The court dismissed this case on the grounds that it was not due to any intended deception but rather basic negligence. However the court did not suggest or demand any follow up investigation into this matter.[6]

The court initially recommended a program to manage legal protocol and aid in its investigation. When it arrived at its decision, however, it dismissed this plan. Although it did recommend such a program for future incidents similar to Qualcomm's.[6]


The final decisions made by the courts over the course of these cases were that Qualcomm waived its right to enforceability through its misconduct, and could not seek remedies for infringements before or even after the case. It had willingly been a part of a standard setting agency, and so the omission of its patent was grounds for dismissal of that patent.[1][2][5]

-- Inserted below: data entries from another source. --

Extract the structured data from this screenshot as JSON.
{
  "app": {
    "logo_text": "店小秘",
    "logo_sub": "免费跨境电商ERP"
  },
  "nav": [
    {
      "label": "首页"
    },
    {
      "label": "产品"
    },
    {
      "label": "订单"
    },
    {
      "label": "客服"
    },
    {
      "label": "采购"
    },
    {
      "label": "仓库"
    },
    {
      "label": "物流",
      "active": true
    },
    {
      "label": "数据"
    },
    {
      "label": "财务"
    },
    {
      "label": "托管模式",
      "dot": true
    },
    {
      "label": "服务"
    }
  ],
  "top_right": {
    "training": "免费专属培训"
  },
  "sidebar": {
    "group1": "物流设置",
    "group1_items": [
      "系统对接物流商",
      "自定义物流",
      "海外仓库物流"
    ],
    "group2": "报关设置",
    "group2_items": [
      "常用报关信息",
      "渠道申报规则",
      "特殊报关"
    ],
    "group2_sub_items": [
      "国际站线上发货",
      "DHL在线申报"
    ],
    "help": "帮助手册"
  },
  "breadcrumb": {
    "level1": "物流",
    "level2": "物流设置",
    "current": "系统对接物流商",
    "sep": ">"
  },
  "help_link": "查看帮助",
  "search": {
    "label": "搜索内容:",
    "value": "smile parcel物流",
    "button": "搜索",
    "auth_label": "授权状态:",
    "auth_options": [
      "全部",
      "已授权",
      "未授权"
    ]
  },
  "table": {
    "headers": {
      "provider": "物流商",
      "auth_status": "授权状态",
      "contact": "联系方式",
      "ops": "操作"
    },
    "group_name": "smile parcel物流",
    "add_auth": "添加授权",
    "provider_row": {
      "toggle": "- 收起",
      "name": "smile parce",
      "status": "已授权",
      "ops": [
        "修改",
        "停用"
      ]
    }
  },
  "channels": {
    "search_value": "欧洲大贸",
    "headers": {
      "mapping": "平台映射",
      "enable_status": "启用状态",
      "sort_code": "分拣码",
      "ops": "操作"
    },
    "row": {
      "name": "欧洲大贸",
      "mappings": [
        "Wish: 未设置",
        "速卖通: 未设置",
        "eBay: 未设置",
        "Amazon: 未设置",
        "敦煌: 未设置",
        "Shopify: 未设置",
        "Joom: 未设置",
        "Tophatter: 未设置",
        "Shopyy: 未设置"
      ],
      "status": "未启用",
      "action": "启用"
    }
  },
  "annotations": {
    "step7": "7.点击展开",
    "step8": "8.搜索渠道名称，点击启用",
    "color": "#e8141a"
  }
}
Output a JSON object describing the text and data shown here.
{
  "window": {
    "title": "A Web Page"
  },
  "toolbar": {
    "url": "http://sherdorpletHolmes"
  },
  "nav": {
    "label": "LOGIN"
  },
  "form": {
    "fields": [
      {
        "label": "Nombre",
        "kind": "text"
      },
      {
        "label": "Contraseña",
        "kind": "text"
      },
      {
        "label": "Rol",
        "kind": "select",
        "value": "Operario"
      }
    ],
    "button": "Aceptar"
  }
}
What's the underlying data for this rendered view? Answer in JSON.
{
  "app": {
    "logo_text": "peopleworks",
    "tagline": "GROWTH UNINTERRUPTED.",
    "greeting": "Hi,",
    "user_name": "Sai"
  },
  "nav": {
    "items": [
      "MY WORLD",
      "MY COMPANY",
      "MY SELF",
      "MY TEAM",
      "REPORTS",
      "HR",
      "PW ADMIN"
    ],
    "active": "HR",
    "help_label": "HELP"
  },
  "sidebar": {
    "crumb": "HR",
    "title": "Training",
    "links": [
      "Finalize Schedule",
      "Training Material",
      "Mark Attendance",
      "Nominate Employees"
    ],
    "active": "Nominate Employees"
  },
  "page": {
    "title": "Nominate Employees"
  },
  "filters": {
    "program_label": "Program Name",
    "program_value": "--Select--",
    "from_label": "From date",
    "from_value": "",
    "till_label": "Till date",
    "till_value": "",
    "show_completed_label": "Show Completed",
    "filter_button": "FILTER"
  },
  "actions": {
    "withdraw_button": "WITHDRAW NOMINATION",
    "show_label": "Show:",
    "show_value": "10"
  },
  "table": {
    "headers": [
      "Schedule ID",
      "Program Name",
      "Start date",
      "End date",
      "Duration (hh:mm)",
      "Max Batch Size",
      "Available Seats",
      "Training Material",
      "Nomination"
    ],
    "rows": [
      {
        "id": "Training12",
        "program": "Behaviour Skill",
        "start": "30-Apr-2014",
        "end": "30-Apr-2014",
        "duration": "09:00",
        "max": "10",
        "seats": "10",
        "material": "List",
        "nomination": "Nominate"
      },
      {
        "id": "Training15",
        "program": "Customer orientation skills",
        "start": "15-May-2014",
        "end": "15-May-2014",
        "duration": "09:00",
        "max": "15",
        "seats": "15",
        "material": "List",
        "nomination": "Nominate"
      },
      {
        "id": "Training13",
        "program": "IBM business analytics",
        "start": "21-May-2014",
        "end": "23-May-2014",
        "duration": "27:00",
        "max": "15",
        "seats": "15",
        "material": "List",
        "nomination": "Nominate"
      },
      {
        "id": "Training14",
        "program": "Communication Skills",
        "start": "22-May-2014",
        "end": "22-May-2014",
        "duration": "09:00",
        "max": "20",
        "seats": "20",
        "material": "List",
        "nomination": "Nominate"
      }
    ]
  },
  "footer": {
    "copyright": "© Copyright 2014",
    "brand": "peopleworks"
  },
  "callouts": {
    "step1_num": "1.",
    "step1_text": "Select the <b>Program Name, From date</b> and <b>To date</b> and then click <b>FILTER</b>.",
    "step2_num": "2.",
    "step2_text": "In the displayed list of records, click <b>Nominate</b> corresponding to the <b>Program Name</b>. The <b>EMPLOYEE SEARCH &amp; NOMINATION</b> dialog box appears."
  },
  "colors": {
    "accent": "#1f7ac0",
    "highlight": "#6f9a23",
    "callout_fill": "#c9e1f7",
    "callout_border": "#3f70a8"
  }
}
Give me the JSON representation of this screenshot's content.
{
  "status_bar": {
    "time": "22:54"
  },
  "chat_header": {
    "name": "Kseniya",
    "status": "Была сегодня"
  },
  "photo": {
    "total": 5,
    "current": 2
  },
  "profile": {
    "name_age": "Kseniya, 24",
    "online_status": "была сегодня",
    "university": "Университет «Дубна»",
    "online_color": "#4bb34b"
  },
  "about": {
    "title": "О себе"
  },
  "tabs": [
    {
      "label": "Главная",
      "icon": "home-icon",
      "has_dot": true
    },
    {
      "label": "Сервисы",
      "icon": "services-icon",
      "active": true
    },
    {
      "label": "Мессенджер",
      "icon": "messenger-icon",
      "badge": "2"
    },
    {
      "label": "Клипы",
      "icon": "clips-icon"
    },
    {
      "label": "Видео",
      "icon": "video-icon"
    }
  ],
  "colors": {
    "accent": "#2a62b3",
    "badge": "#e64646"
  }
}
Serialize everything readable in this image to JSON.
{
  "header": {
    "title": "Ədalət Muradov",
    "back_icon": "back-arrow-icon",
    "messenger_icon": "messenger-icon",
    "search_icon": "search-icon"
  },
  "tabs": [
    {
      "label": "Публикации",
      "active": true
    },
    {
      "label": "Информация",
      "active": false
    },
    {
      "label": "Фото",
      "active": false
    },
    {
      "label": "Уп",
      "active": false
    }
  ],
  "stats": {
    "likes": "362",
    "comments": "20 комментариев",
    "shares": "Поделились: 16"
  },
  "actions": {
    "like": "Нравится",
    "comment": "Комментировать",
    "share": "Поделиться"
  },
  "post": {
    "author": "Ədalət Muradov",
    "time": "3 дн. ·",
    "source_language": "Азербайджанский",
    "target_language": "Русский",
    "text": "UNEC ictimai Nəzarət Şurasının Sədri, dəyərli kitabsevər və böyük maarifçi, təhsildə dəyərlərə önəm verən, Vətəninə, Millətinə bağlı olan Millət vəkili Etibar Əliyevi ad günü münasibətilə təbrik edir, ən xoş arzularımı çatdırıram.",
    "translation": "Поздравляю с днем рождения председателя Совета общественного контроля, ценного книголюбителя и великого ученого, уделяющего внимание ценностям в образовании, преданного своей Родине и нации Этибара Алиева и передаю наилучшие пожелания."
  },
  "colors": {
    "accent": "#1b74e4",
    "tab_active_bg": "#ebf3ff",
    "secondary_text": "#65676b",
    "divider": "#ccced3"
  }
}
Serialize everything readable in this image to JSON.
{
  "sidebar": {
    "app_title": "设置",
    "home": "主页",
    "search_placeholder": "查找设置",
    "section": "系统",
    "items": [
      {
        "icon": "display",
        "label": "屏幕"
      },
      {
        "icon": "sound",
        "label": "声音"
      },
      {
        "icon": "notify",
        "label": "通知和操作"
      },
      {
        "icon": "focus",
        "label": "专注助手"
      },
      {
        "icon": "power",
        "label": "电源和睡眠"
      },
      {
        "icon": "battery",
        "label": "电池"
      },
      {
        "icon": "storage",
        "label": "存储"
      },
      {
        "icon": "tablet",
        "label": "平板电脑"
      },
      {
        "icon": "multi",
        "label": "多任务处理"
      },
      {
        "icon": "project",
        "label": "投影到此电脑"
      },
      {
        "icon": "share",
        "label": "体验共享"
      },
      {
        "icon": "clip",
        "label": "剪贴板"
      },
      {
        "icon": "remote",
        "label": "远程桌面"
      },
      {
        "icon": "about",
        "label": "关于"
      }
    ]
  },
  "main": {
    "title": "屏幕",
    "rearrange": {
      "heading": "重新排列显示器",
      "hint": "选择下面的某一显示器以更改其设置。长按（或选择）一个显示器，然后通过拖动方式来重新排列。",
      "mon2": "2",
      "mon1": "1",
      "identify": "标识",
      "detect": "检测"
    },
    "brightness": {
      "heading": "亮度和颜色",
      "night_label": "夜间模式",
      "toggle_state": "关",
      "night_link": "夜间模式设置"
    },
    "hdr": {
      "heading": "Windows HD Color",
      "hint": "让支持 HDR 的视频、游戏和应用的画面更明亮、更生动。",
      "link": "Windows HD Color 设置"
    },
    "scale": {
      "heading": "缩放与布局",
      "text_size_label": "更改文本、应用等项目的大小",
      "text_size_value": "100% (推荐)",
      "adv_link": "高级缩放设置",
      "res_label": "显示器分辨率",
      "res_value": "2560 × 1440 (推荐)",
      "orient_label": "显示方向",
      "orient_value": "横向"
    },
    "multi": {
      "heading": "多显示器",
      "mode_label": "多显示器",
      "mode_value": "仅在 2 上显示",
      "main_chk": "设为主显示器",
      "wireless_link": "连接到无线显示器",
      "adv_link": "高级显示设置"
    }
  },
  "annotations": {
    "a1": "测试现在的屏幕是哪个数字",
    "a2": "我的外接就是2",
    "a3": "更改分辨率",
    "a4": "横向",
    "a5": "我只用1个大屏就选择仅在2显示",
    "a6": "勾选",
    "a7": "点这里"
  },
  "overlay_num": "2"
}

This was a major case in the world of patent law and innovation; it established the precedent that certain patents were simply unenforceable if an organization member omitted something of importance. It greatly increases the incentive to disclose information, especially for firms in industries with standards boards.[2]

Secondly, it has also encouraged standards boards to create their own penalties and patent enforceability for similar situations that may arise in the future. Firms are not likely to want the same costly litigation that occurred in these cases, and thus a uniform code set by their standards board will help solve this. This therefore may lead to strengthened and more active standards boards.[5]


  1. ^ a b c d "Qualcomm Incorporated v. Broadcom Corporation" (PDF). United States Court of Appeals for the Federal Circuit.
  2. ^ a b c d e "Victory, defeat and unenforceable patents". The IPKat. Dec 12, 2008.
  3. ^ a b c d e "QUALCOMM INCORPORATED, Plaintiff, v. BROADCOM CORPORATION, Defendants". United States District Court, S.D. California.
  4. ^ a b c d e "BROADCOM CORPORATION, Appellant v. QUALCOMM INCORPORATED". United States Court of Appeals, Third Circuit.
  5. ^ a b c d e f g "BROADCOM CORPORATION, Plaintiff-Appellee, v. QUALCOMM INCORPORATED, Defendant-Appellant". United States Court of Appeals, Federal Circuit.
  6. ^ a b c d e f g "Qualcomm Inc. v. Broadcom Corp., "Qualcomm IV", 2010 U.S. Dist. LEXIS 33889 (S.D. Cal. Apr. 2, 2010)". Applied Discovery.}